Data about app and page elements |
++++++++++++++++++++

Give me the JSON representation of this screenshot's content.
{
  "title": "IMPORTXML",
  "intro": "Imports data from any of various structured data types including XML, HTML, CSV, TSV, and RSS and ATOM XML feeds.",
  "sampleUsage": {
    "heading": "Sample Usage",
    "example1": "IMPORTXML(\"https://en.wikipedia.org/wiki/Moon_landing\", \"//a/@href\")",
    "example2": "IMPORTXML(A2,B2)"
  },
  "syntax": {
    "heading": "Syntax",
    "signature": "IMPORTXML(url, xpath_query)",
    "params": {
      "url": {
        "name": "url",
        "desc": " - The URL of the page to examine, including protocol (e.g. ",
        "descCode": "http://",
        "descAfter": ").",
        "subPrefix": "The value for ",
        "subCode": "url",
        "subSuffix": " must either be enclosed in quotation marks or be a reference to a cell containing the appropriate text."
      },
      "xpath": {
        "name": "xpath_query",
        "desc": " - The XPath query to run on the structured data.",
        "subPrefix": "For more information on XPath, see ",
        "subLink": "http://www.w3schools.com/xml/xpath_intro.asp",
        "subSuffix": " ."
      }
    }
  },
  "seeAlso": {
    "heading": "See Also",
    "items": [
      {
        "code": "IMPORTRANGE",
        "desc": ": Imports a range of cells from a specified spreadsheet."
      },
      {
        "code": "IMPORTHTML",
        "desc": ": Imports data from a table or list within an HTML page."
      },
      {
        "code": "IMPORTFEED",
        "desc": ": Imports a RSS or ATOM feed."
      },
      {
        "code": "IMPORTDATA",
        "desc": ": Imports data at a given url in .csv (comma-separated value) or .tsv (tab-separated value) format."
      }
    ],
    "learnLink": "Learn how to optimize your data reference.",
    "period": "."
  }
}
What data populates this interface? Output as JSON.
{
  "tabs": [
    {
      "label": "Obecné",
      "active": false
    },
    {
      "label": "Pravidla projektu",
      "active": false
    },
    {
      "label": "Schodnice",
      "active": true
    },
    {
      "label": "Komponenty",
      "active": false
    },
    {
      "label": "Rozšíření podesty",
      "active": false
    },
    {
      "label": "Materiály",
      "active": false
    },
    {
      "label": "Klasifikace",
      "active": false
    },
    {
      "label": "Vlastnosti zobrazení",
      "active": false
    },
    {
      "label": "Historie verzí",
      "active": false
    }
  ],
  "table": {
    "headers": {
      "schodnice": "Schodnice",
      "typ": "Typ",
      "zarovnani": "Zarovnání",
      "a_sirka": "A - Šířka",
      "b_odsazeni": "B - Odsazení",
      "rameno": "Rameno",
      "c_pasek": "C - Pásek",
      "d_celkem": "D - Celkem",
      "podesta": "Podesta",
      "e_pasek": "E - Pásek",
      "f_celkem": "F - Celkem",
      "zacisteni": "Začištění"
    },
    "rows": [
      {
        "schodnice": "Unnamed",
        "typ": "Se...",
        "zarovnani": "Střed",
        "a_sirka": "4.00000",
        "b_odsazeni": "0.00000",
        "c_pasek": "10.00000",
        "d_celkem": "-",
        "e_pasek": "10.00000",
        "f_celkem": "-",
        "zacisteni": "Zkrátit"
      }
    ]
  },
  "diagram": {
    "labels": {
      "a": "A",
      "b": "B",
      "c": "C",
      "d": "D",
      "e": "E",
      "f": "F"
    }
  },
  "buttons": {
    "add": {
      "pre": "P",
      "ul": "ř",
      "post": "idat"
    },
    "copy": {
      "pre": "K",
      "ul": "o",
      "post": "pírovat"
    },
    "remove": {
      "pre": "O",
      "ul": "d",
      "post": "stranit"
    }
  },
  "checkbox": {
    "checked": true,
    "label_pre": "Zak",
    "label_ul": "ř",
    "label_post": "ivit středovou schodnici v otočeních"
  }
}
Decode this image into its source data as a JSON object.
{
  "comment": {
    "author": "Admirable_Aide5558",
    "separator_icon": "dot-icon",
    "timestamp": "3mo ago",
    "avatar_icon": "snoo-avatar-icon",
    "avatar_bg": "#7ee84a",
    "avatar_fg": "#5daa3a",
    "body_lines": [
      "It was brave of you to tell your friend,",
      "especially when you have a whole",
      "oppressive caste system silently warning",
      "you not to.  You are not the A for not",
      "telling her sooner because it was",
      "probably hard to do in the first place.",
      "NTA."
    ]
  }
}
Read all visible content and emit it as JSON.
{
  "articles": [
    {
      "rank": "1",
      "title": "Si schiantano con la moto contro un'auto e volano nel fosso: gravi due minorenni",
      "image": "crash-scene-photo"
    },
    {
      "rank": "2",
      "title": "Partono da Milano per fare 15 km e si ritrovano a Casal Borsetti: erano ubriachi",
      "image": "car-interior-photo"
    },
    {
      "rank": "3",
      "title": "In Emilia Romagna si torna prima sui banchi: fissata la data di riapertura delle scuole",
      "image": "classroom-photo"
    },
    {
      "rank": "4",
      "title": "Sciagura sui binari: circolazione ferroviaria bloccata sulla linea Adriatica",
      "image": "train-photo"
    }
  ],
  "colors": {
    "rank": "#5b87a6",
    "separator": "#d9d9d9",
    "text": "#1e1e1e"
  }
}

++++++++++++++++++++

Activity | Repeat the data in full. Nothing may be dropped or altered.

Exercise output |
Give me the JSON representation of this screenshot's content.
{
  "title": "IMPORTXML",
  "intro": "Imports data from any of various structured data types including XML, HTML, CSV, TSV, and RSS and ATOM XML feeds.",
  "sampleUsage": {
    "heading": "Sample Usage",
    "example1": "IMPORTXML(\"https://en.wikipedia.org/wiki/Moon_landing\", \"//a/@href\")",
    "example2": "IMPORTXML(A2,B2)"
  },
  "syntax": {
    "heading": "Syntax",
    "signature": "IMPORTXML(url, xpath_query)",
    "params": {
      "url": {
        "name": "url",
        "desc": " - The URL of the page to examine, including protocol (e.g. ",
        "descCode": "http://",
        "descAfter": ").",
        "subPrefix": "The value for ",
        "subCode": "url",
        "subSuffix": " must either be enclosed in quotation marks or be a reference to a cell containing the appropriate text."
      },
      "xpath": {
        "name": "xpath_query",
        "desc": " - The XPath query to run on the structured data.",
        "subPrefix": "For more information on XPath, see ",
        "subLink": "http://www.w3schools.com/xml/xpath_intro.asp",
        "subSuffix": " ."
      }
    }
  },
  "seeAlso": {
    "heading": "See Also",
    "items": [
      {
        "code": "IMPORTRANGE",
        "desc": ": Imports a range of cells from a specified spreadsheet."
      },
      {
        "code": "IMPORTHTML",
        "desc": ": Imports data from a table or list within an HTML page."
      },
      {
        "code": "IMPORTFEED",
        "desc": ": Imports a RSS or ATOM feed."
      },
      {
        "code": "IMPORTDATA",
        "desc": ": Imports data at a given url in .csv (comma-separated value) or .tsv (tab-separated value) format."
      }
    ],
    "learnLink": "Learn how to optimize your data reference.",
    "period": "."
  }
}
What data populates this interface? Output as JSON.
{
  "tabs": [
    {
      "label": "Obecné",
      "active": false
    },
    {
      "label": "Pravidla projektu",
      "active": false
    },
    {
      "label": "Schodnice",
      "active": true
    },
    {
      "label": "Komponenty",
      "active": false
    },
    {
      "label": "Rozšíření podesty",
      "active": false
    },
    {
      "label": "Materiály",
      "active": false
    },
    {
      "label": "Klasifikace",
      "active": false
    },
    {
      "label": "Vlastnosti zobrazení",
      "active": false
    },
    {
      "label": "Historie verzí",
      "active": false
    }
  ],
  "table": {
    "headers": {
      "schodnice": "Schodnice",
      "typ": "Typ",
      "zarovnani": "Zarovnání",
      "a_sirka": "A - Šířka",
      "b_odsazeni": "B - Odsazení",
      "rameno": "Rameno",
      "c_pasek": "C - Pásek",
      "d_celkem": "D - Celkem",
      "podesta": "Podesta",
      "e_pasek": "E - Pásek",
      "f_celkem": "F - Celkem",
      "zacisteni": "Začištění"
    },
    "rows": [
      {
        "schodnice": "Unnamed",
        "typ": "Se...",
        "zarovnani": "Střed",
        "a_sirka": "4.00000",
        "b_odsazeni": "0.00000",
        "c_pasek": "10.00000",
        "d_celkem": "-",
        "e_pasek": "10.00000",
        "f_celkem": "-",
        "zacisteni": "Zkrátit"
      }
    ]
  },
  "diagram": {
    "labels": {
      "a": "A",
      "b": "B",
      "c": "C",
      "d": "D",
      "e": "E",
      "f": "F"
    }
  },
  "buttons": {
    "add": {
      "pre": "P",
      "ul": "ř",
      "post": "idat"
    },
    "copy": {
      "pre": "K",
      "ul": "o",
      "post": "pírovat"
    },
    "remove": {
      "pre": "O",
      "ul": "d",
      "post": "stranit"
    }
  },
  "checkbox": {
    "checked": true,
    "label_pre": "Zak",
    "label_ul": "ř",
    "label_post": "ivit středovou schodnici v otočeních"
  }
}
Decode this image into its source data as a JSON object.
{
  "comment": {
    "author": "Admirable_Aide5558",
    "separator_icon": "dot-icon",
    "timestamp": "3mo ago",
    "avatar_icon": "snoo-avatar-icon",
    "avatar_bg": "#7ee84a",
    "avatar_fg": "#5daa3a",
    "body_lines": [
      "It was brave of you to tell your friend,",
      "especially when you have a whole",
      "oppressive caste system silently warning",
      "you not to.  You are not the A for not",
      "telling her sooner because it was",
      "probably hard to do in the first place.",
      "NTA."
    ]
  }
}
Read all visible content and emit it as JSON.
{
  "articles": [
    {
      "rank": "1",
      "title": "Si schiantano con la moto contro un'auto e volano nel fosso: gravi due minorenni",
      "image": "crash-scene-photo"
    },
    {
      "rank": "2",
      "title": "Partono da Milano per fare 15 km e si ritrovano a Casal Borsetti: erano ubriachi",
      "image": "car-interior-photo"
    },
    {
      "rank": "3",
      "title": "In Emilia Romagna si torna prima sui banchi: fissata la data di riapertura delle scuole",
      "image": "classroom-photo"
    },
    {
      "rank": "4",
      "title": "Sciagura sui binari: circolazione ferroviaria bloccata sulla linea Adriatica",
      "image": "train-photo"
    }
  ],
  "colors": {
    "rank": "#5b87a6",
    "separator": "#d9d9d9",
    "text": "#1e1e1e"
  }
}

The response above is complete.